**Assignment**
Word for word, print out all of the data, omitting every image.

Entries from a dataset of interfaces:
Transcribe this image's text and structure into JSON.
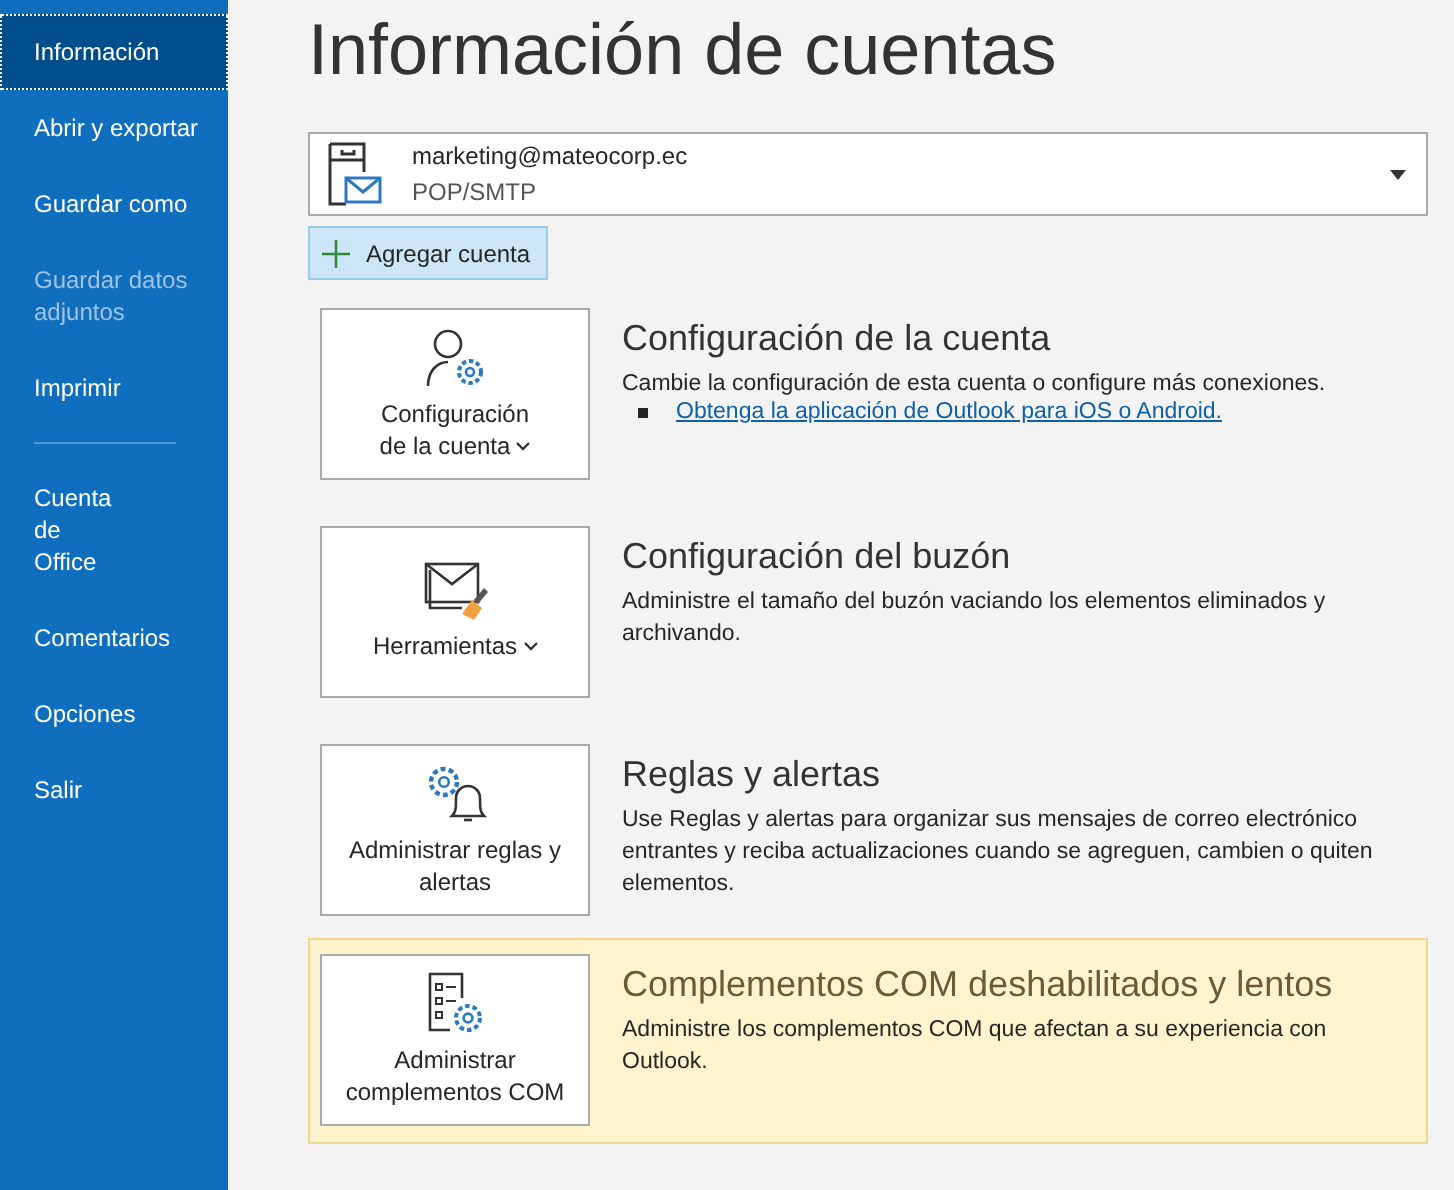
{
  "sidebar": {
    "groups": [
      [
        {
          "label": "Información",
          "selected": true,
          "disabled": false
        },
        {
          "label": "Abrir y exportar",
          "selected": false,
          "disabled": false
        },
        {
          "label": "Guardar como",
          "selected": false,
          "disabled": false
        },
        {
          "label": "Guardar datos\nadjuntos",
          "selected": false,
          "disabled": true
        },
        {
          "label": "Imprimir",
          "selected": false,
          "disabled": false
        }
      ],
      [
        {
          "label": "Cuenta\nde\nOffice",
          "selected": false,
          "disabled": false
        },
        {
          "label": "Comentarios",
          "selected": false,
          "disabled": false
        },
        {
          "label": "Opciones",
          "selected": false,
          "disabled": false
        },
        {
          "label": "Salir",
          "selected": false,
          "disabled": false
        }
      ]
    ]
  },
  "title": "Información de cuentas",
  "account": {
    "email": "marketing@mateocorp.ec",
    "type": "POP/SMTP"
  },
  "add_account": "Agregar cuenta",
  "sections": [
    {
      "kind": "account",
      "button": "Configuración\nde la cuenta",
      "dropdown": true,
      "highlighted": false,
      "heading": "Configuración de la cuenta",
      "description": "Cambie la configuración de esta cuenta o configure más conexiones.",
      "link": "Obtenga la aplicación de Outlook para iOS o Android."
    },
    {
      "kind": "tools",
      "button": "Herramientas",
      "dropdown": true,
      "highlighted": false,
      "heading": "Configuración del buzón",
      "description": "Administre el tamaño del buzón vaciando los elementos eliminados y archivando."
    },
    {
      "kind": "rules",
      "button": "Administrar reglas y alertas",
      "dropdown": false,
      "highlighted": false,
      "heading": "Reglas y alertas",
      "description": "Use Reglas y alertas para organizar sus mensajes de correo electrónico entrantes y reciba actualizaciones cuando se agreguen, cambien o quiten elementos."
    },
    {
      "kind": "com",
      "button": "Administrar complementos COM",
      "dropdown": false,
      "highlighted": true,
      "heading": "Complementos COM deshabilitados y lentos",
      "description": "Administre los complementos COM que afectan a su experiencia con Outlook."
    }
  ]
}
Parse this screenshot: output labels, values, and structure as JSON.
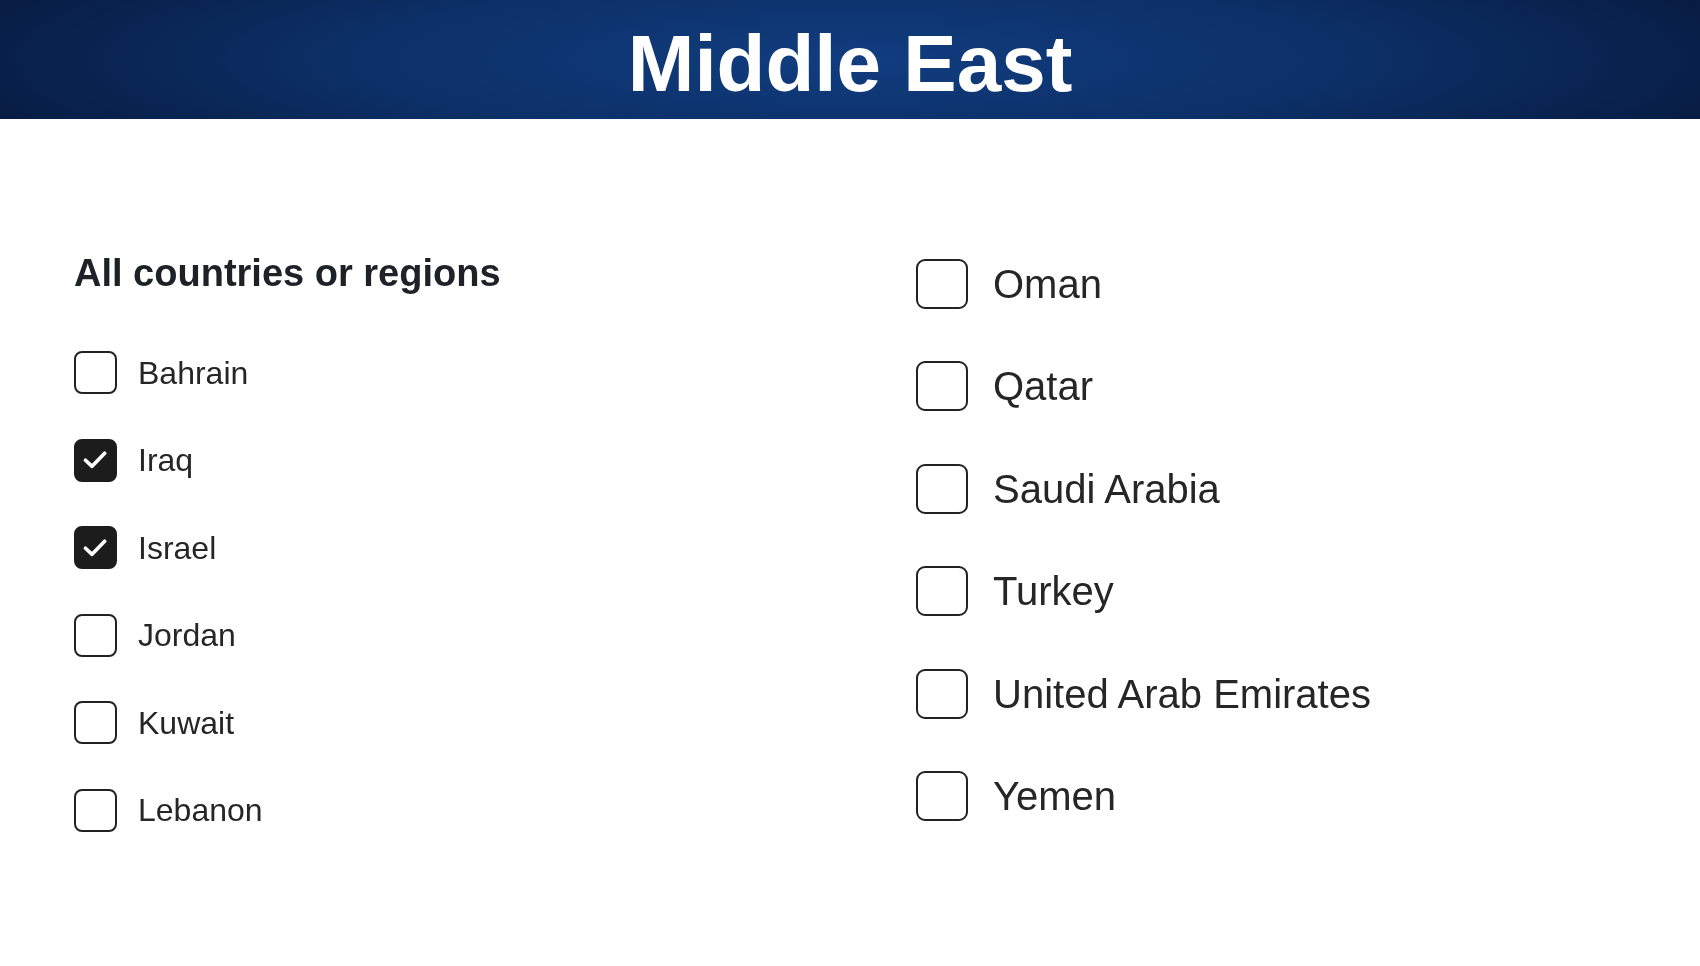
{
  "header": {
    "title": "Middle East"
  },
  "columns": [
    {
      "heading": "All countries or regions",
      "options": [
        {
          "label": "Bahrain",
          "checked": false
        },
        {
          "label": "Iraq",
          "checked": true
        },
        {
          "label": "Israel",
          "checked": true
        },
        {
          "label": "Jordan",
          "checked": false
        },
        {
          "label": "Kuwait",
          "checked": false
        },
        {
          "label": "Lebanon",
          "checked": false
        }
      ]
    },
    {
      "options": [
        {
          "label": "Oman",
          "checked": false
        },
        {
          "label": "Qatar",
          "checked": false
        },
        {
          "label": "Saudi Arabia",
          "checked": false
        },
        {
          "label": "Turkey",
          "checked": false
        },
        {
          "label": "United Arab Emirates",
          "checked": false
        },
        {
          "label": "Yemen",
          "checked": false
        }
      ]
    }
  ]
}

**Final answer**
Transcribe this image's text and structure into JSON.
{
  "sidebar": {
    "groups": [
      [
        {
          "label": "Información",
          "selected": true,
          "disabled": false
        },
        {
          "label": "Abrir y exportar",
          "selected": false,
          "disabled": false
        },
        {
          "label": "Guardar como",
          "selected": false,
          "disabled": false
        },
        {
          "label": "Guardar datos\nadjuntos",
          "selected": false,
          "disabled": true
        },
        {
          "label": "Imprimir",
          "selected": false,
          "disabled": false
        }
      ],
      [
        {
          "label": "Cuenta\nde\nOffice",
          "selected": false,
          "disabled": false
        },
        {
          "label": "Comentarios",
          "selected": false,
          "disabled": false
        },
        {
          "label": "Opciones",
          "selected": false,
          "disabled": false
        },
        {
          "label": "Salir",
          "selected": false,
          "disabled": false
        }
      ]
    ]
  },
  "title": "Información de cuentas",
  "account": {
    "email": "marketing@mateocorp.ec",
    "type": "POP/SMTP"
  },
  "add_account": "Agregar cuenta",
  "sections": [
    {
      "kind": "account",
      "button": "Configuración\nde la cuenta",
      "dropdown": true,
      "highlighted": false,
      "heading": "Configuración de la cuenta",
      "description": "Cambie la configuración de esta cuenta o configure más conexiones.",
      "link": "Obtenga la aplicación de Outlook para iOS o Android."
    },
    {
      "kind": "tools",
      "button": "Herramientas",
      "dropdown": true,
      "highlighted": false,
      "heading": "Configuración del buzón",
      "description": "Administre el tamaño del buzón vaciando los elementos eliminados y archivando."
    },
    {
      "kind": "rules",
      "button": "Administrar reglas y alertas",
      "dropdown": false,
      "highlighted": false,
      "heading": "Reglas y alertas",
      "description": "Use Reglas y alertas para organizar sus mensajes de correo electrónico entrantes y reciba actualizaciones cuando se agreguen, cambien o quiten elementos."
    },
    {
      "kind": "com",
      "button": "Administrar complementos COM",
      "dropdown": false,
      "highlighted": true,
      "heading": "Complementos COM deshabilitados y lentos",
      "description": "Administre los complementos COM que afectan a su experiencia con Outlook."
    }
  ]
}
Parse this screenshot: output labels, values, and structure as JSON.
{
  "header": {
    "title": "Middle East"
  },
  "columns": [
    {
      "heading": "All countries or regions",
      "options": [
        {
          "label": "Bahrain",
          "checked": false
        },
        {
          "label": "Iraq",
          "checked": true
        },
        {
          "label": "Israel",
          "checked": true
        },
        {
          "label": "Jordan",
          "checked": false
        },
        {
          "label": "Kuwait",
          "checked": false
        },
        {
          "label": "Lebanon",
          "checked": false
        }
      ]
    },
    {
      "options": [
        {
          "label": "Oman",
          "checked": false
        },
        {
          "label": "Qatar",
          "checked": false
        },
        {
          "label": "Saudi Arabia",
          "checked": false
        },
        {
          "label": "Turkey",
          "checked": false
        },
        {
          "label": "United Arab Emirates",
          "checked": false
        },
        {
          "label": "Yemen",
          "checked": false
        }
      ]
    }
  ]
}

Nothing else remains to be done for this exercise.